→ **ASSIGNED TASK**
Exactly as written, reproduce all of the entries.

→ **Page and application data records**
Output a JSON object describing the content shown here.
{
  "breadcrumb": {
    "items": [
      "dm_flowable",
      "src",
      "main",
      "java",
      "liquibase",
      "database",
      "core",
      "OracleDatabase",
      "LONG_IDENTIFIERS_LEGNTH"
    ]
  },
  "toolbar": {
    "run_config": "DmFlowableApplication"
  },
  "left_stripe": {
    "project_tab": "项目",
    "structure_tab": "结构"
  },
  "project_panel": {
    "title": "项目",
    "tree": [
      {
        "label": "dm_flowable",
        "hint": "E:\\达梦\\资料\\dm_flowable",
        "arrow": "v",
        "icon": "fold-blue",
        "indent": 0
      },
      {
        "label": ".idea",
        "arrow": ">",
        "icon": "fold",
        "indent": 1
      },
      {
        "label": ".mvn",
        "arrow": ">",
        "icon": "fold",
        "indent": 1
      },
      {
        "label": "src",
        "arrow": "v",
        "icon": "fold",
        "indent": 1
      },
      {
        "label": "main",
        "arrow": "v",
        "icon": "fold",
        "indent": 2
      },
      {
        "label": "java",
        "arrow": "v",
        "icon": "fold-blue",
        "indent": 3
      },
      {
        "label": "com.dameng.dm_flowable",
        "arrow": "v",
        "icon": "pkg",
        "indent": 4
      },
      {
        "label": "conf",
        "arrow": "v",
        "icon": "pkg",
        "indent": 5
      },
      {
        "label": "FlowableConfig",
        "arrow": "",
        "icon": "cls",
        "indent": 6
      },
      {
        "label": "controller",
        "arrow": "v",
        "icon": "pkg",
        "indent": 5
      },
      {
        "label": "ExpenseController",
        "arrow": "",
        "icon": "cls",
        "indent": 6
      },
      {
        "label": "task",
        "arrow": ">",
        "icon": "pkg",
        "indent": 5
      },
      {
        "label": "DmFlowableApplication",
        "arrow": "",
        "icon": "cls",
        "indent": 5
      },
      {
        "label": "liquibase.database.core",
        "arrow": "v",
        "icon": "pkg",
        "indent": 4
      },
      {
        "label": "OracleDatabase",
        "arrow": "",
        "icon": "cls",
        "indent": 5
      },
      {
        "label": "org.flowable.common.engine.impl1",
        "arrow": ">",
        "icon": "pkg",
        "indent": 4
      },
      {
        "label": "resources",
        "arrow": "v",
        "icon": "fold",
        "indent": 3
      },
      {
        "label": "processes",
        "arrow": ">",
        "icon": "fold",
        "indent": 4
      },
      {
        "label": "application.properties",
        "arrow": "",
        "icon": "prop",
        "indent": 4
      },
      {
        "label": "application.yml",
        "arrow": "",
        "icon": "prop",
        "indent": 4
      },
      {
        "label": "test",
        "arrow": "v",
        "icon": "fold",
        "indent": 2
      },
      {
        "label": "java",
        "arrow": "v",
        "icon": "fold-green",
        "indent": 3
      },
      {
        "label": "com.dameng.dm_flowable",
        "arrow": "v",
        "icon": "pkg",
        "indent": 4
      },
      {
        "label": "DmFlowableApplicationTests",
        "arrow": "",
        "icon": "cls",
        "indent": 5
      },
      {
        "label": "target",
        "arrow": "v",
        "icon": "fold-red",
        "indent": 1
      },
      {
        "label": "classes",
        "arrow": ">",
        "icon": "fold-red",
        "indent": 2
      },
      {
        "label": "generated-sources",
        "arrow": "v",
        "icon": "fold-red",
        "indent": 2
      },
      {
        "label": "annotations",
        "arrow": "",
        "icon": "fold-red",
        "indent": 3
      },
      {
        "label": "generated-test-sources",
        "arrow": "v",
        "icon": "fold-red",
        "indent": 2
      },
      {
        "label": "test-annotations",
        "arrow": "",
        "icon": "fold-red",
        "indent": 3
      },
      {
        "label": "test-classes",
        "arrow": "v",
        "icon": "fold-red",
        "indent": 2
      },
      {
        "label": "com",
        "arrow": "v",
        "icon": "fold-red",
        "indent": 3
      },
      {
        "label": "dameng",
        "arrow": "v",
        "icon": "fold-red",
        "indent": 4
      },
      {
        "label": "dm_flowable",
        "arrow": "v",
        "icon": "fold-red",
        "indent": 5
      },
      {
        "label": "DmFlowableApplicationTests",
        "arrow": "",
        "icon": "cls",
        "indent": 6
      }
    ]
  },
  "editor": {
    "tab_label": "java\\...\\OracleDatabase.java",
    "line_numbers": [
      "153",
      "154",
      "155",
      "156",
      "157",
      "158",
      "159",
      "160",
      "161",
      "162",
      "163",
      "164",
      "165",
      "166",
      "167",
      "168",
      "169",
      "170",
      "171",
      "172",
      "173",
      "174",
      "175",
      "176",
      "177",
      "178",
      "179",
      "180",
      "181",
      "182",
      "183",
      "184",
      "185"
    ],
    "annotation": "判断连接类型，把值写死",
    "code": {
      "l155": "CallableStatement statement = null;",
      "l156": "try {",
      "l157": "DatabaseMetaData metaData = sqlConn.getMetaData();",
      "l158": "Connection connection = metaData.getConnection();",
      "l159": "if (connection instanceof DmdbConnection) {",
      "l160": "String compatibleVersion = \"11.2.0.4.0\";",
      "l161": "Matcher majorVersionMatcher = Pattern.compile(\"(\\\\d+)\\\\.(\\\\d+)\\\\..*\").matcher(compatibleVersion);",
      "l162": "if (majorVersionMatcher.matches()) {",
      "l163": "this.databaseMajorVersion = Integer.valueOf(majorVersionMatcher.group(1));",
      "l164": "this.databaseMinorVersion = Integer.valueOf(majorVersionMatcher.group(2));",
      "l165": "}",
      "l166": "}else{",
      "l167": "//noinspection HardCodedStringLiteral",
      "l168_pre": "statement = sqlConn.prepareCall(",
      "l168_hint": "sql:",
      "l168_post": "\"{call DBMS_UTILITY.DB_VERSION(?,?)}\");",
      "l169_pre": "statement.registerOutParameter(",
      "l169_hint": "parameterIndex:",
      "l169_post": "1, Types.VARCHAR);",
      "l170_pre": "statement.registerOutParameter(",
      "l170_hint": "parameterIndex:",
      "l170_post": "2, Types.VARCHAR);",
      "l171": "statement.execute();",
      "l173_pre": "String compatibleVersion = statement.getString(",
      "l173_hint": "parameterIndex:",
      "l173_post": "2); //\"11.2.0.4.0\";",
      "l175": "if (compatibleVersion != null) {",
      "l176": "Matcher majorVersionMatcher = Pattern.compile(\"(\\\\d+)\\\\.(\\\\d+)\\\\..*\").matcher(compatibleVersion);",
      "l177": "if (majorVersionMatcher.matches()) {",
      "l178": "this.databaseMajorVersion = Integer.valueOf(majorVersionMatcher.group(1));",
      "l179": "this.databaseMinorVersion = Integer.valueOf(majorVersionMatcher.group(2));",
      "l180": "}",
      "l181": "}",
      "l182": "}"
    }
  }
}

→ **RESPONSE AREA**
Output a JSON object describing the content shown here.
{
  "breadcrumb": {
    "items": [
      "dm_flowable",
      "src",
      "main",
      "java",
      "liquibase",
      "database",
      "core",
      "OracleDatabase",
      "LONG_IDENTIFIERS_LEGNTH"
    ]
  },
  "toolbar": {
    "run_config": "DmFlowableApplication"
  },
  "left_stripe": {
    "project_tab": "项目",
    "structure_tab": "结构"
  },
  "project_panel": {
    "title": "项目",
    "tree": [
      {
        "label": "dm_flowable",
        "hint": "E:\\达梦\\资料\\dm_flowable",
        "arrow": "v",
        "icon": "fold-blue",
        "indent": 0
      },
      {
        "label": ".idea",
        "arrow": ">",
        "icon": "fold",
        "indent": 1
      },
      {
        "label": ".mvn",
        "arrow": ">",
        "icon": "fold",
        "indent": 1
      },
      {
        "label": "src",
        "arrow": "v",
        "icon": "fold",
        "indent": 1
      },
      {
        "label": "main",
        "arrow": "v",
        "icon": "fold",
        "indent": 2
      },
      {
        "label": "java",
        "arrow": "v",
        "icon": "fold-blue",
        "indent": 3
      },
      {
        "label": "com.dameng.dm_flowable",
        "arrow": "v",
        "icon": "pkg",
        "indent": 4
      },
      {
        "label": "conf",
        "arrow": "v",
        "icon": "pkg",
        "indent": 5
      },
      {
        "label": "FlowableConfig",
        "arrow": "",
        "icon": "cls",
        "indent": 6
      },
      {
        "label": "controller",
        "arrow": "v",
        "icon": "pkg",
        "indent": 5
      },
      {
        "label": "ExpenseController",
        "arrow": "",
        "icon": "cls",
        "indent": 6
      },
      {
        "label": "task",
        "arrow": ">",
        "icon": "pkg",
        "indent": 5
      },
      {
        "label": "DmFlowableApplication",
        "arrow": "",
        "icon": "cls",
        "indent": 5
      },
      {
        "label": "liquibase.database.core",
        "arrow": "v",
        "icon": "pkg",
        "indent": 4
      },
      {
        "label": "OracleDatabase",
        "arrow": "",
        "icon": "cls",
        "indent": 5
      },
      {
        "label": "org.flowable.common.engine.impl1",
        "arrow": ">",
        "icon": "pkg",
        "indent": 4
      },
      {
        "label": "resources",
        "arrow": "v",
        "icon": "fold",
        "indent": 3
      },
      {
        "label": "processes",
        "arrow": ">",
        "icon": "fold",
        "indent": 4
      },
      {
        "label": "application.properties",
        "arrow": "",
        "icon": "prop",
        "indent": 4
      },
      {
        "label": "application.yml",
        "arrow": "",
        "icon": "prop",
        "indent": 4
      },
      {
        "label": "test",
        "arrow": "v",
        "icon": "fold",
        "indent": 2
      },
      {
        "label": "java",
        "arrow": "v",
        "icon": "fold-green",
        "indent": 3
      },
      {
        "label": "com.dameng.dm_flowable",
        "arrow": "v",
        "icon": "pkg",
        "indent": 4
      },
      {
        "label": "DmFlowableApplicationTests",
        "arrow": "",
        "icon": "cls",
        "indent": 5
      },
      {
        "label": "target",
        "arrow": "v",
        "icon": "fold-red",
        "indent": 1
      },
      {
        "label": "classes",
        "arrow": ">",
        "icon": "fold-red",
        "indent": 2
      },
      {
        "label": "generated-sources",
        "arrow": "v",
        "icon": "fold-red",
        "indent": 2
      },
      {
        "label": "annotations",
        "arrow": "",
        "icon": "fold-red",
        "indent": 3
      },
      {
        "label": "generated-test-sources",
        "arrow": "v",
        "icon": "fold-red",
        "indent": 2
      },
      {
        "label": "test-annotations",
        "arrow": "",
        "icon": "fold-red",
        "indent": 3
      },
      {
        "label": "test-classes",
        "arrow": "v",
        "icon": "fold-red",
        "indent": 2
      },
      {
        "label": "com",
        "arrow": "v",
        "icon": "fold-red",
        "indent": 3
      },
      {
        "label": "dameng",
        "arrow": "v",
        "icon": "fold-red",
        "indent": 4
      },
      {
        "label": "dm_flowable",
        "arrow": "v",
        "icon": "fold-red",
        "indent": 5
      },
      {
        "label": "DmFlowableApplicationTests",
        "arrow": "",
        "icon": "cls",
        "indent": 6
      }
    ]
  },
  "editor": {
    "tab_label": "java\\...\\OracleDatabase.java",
    "line_numbers": [
      "153",
      "154",
      "155",
      "156",
      "157",
      "158",
      "159",
      "160",
      "161",
      "162",
      "163",
      "164",
      "165",
      "166",
      "167",
      "168",
      "169",
      "170",
      "171",
      "172",
      "173",
      "174",
      "175",
      "176",
      "177",
      "178",
      "179",
      "180",
      "181",
      "182",
      "183",
      "184",
      "185"
    ],
    "annotation": "判断连接类型，把值写死",
    "code": {
      "l155": "CallableStatement statement = null;",
      "l156": "try {",
      "l157": "DatabaseMetaData metaData = sqlConn.getMetaData();",
      "l158": "Connection connection = metaData.getConnection();",
      "l159": "if (connection instanceof DmdbConnection) {",
      "l160": "String compatibleVersion = \"11.2.0.4.0\";",
      "l161": "Matcher majorVersionMatcher = Pattern.compile(\"(\\\\d+)\\\\.(\\\\d+)\\\\..*\").matcher(compatibleVersion);",
      "l162": "if (majorVersionMatcher.matches()) {",
      "l163": "this.databaseMajorVersion = Integer.valueOf(majorVersionMatcher.group(1));",
      "l164": "this.databaseMinorVersion = Integer.valueOf(majorVersionMatcher.group(2));",
      "l165": "}",
      "l166": "}else{",
      "l167": "//noinspection HardCodedStringLiteral",
      "l168_pre": "statement = sqlConn.prepareCall(",
      "l168_hint": "sql:",
      "l168_post": "\"{call DBMS_UTILITY.DB_VERSION(?,?)}\");",
      "l169_pre": "statement.registerOutParameter(",
      "l169_hint": "parameterIndex:",
      "l169_post": "1, Types.VARCHAR);",
      "l170_pre": "statement.registerOutParameter(",
      "l170_hint": "parameterIndex:",
      "l170_post": "2, Types.VARCHAR);",
      "l171": "statement.execute();",
      "l173_pre": "String compatibleVersion = statement.getString(",
      "l173_hint": "parameterIndex:",
      "l173_post": "2); //\"11.2.0.4.0\";",
      "l175": "if (compatibleVersion != null) {",
      "l176": "Matcher majorVersionMatcher = Pattern.compile(\"(\\\\d+)\\\\.(\\\\d+)\\\\..*\").matcher(compatibleVersion);",
      "l177": "if (majorVersionMatcher.matches()) {",
      "l178": "this.databaseMajorVersion = Integer.valueOf(majorVersionMatcher.group(1));",
      "l179": "this.databaseMinorVersion = Integer.valueOf(majorVersionMatcher.group(2));",
      "l180": "}",
      "l181": "}",
      "l182": "}"
    }
  }
}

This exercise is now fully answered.